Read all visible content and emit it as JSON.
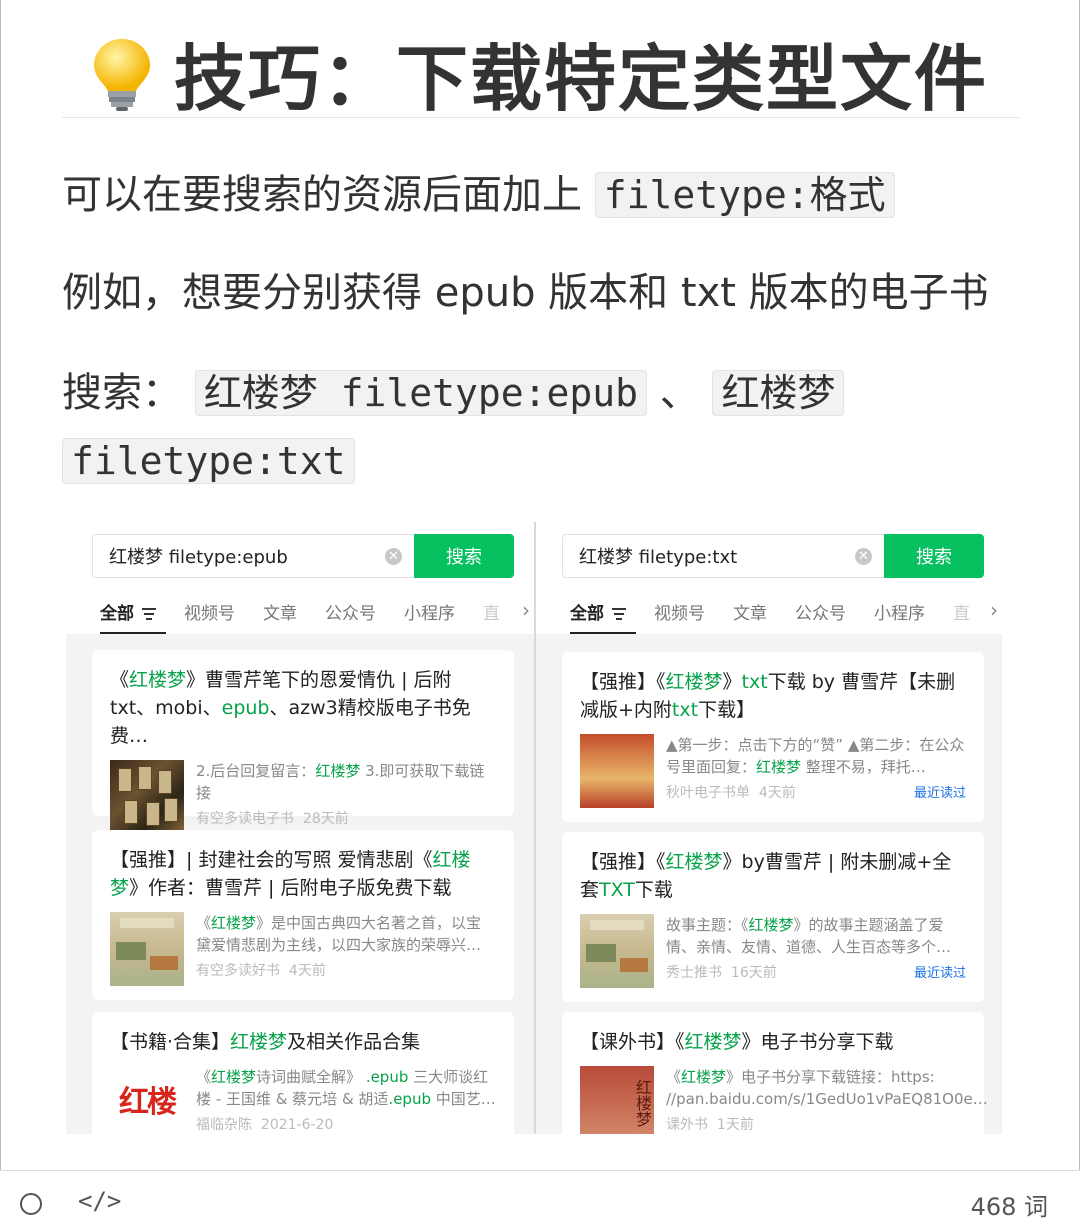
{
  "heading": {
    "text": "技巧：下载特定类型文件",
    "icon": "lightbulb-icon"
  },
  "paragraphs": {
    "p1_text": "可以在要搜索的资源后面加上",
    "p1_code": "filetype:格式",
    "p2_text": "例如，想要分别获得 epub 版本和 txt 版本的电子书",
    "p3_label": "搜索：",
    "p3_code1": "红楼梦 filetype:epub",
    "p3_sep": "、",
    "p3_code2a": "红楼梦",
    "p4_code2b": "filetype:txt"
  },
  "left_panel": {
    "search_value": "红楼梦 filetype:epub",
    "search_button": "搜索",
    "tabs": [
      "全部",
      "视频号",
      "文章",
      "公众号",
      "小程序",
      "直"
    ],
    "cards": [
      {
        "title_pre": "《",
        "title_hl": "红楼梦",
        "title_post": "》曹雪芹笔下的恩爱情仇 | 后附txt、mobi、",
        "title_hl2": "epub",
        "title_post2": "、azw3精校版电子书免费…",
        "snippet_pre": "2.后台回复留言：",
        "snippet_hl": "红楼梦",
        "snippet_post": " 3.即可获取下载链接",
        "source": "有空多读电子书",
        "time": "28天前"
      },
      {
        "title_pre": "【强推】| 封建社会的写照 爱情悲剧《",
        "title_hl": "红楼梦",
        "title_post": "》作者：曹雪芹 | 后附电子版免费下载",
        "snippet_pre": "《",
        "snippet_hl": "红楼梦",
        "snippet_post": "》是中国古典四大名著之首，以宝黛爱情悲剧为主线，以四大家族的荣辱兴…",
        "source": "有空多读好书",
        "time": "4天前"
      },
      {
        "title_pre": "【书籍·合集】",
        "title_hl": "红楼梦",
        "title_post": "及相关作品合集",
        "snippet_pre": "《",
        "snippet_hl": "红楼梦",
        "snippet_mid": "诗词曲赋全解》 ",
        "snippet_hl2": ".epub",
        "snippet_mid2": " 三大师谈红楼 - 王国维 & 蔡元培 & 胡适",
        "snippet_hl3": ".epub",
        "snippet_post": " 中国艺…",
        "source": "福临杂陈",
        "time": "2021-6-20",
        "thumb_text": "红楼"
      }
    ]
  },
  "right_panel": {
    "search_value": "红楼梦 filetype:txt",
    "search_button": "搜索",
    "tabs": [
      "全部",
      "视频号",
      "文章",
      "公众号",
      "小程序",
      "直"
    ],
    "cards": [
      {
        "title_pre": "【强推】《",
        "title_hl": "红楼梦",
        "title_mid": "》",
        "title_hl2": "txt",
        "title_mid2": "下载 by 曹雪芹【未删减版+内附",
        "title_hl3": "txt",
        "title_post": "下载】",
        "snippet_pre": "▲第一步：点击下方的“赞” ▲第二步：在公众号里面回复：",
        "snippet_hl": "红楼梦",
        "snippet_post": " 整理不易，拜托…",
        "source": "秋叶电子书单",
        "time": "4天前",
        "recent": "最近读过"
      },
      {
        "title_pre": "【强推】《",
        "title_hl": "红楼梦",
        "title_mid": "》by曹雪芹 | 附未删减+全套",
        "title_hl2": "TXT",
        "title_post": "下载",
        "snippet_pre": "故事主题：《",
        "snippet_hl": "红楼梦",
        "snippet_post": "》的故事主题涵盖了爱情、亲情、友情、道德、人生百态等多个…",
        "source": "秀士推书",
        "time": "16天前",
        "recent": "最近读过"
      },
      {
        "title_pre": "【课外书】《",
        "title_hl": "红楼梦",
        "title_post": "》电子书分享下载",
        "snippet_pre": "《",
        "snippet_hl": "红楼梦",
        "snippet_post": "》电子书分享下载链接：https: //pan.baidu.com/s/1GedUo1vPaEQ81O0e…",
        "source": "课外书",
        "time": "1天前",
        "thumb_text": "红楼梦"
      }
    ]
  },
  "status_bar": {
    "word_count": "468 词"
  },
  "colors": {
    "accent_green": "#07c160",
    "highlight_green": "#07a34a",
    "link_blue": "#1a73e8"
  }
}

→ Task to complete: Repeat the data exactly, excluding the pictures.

→ Reply to the task:
Read all visible content and emit it as JSON.
{
  "heading": {
    "text": "技巧：下载特定类型文件",
    "icon": "lightbulb-icon"
  },
  "paragraphs": {
    "p1_text": "可以在要搜索的资源后面加上",
    "p1_code": "filetype:格式",
    "p2_text": "例如，想要分别获得 epub 版本和 txt 版本的电子书",
    "p3_label": "搜索：",
    "p3_code1": "红楼梦 filetype:epub",
    "p3_sep": "、",
    "p3_code2a": "红楼梦",
    "p4_code2b": "filetype:txt"
  },
  "left_panel": {
    "search_value": "红楼梦 filetype:epub",
    "search_button": "搜索",
    "tabs": [
      "全部",
      "视频号",
      "文章",
      "公众号",
      "小程序",
      "直"
    ],
    "cards": [
      {
        "title_pre": "《",
        "title_hl": "红楼梦",
        "title_post": "》曹雪芹笔下的恩爱情仇 | 后附txt、mobi、",
        "title_hl2": "epub",
        "title_post2": "、azw3精校版电子书免费…",
        "snippet_pre": "2.后台回复留言：",
        "snippet_hl": "红楼梦",
        "snippet_post": " 3.即可获取下载链接",
        "source": "有空多读电子书",
        "time": "28天前"
      },
      {
        "title_pre": "【强推】| 封建社会的写照 爱情悲剧《",
        "title_hl": "红楼梦",
        "title_post": "》作者：曹雪芹 | 后附电子版免费下载",
        "snippet_pre": "《",
        "snippet_hl": "红楼梦",
        "snippet_post": "》是中国古典四大名著之首，以宝黛爱情悲剧为主线，以四大家族的荣辱兴…",
        "source": "有空多读好书",
        "time": "4天前"
      },
      {
        "title_pre": "【书籍·合集】",
        "title_hl": "红楼梦",
        "title_post": "及相关作品合集",
        "snippet_pre": "《",
        "snippet_hl": "红楼梦",
        "snippet_mid": "诗词曲赋全解》 ",
        "snippet_hl2": ".epub",
        "snippet_mid2": " 三大师谈红楼 - 王国维 & 蔡元培 & 胡适",
        "snippet_hl3": ".epub",
        "snippet_post": " 中国艺…",
        "source": "福临杂陈",
        "time": "2021-6-20",
        "thumb_text": "红楼"
      }
    ]
  },
  "right_panel": {
    "search_value": "红楼梦 filetype:txt",
    "search_button": "搜索",
    "tabs": [
      "全部",
      "视频号",
      "文章",
      "公众号",
      "小程序",
      "直"
    ],
    "cards": [
      {
        "title_pre": "【强推】《",
        "title_hl": "红楼梦",
        "title_mid": "》",
        "title_hl2": "txt",
        "title_mid2": "下载 by 曹雪芹【未删减版+内附",
        "title_hl3": "txt",
        "title_post": "下载】",
        "snippet_pre": "▲第一步：点击下方的“赞” ▲第二步：在公众号里面回复：",
        "snippet_hl": "红楼梦",
        "snippet_post": " 整理不易，拜托…",
        "source": "秋叶电子书单",
        "time": "4天前",
        "recent": "最近读过"
      },
      {
        "title_pre": "【强推】《",
        "title_hl": "红楼梦",
        "title_mid": "》by曹雪芹 | 附未删减+全套",
        "title_hl2": "TXT",
        "title_post": "下载",
        "snippet_pre": "故事主题：《",
        "snippet_hl": "红楼梦",
        "snippet_post": "》的故事主题涵盖了爱情、亲情、友情、道德、人生百态等多个…",
        "source": "秀士推书",
        "time": "16天前",
        "recent": "最近读过"
      },
      {
        "title_pre": "【课外书】《",
        "title_hl": "红楼梦",
        "title_post": "》电子书分享下载",
        "snippet_pre": "《",
        "snippet_hl": "红楼梦",
        "snippet_post": "》电子书分享下载链接：https: //pan.baidu.com/s/1GedUo1vPaEQ81O0e…",
        "source": "课外书",
        "time": "1天前",
        "thumb_text": "红楼梦"
      }
    ]
  },
  "status_bar": {
    "word_count": "468 词"
  },
  "colors": {
    "accent_green": "#07c160",
    "highlight_green": "#07a34a",
    "link_blue": "#1a73e8"
  }
}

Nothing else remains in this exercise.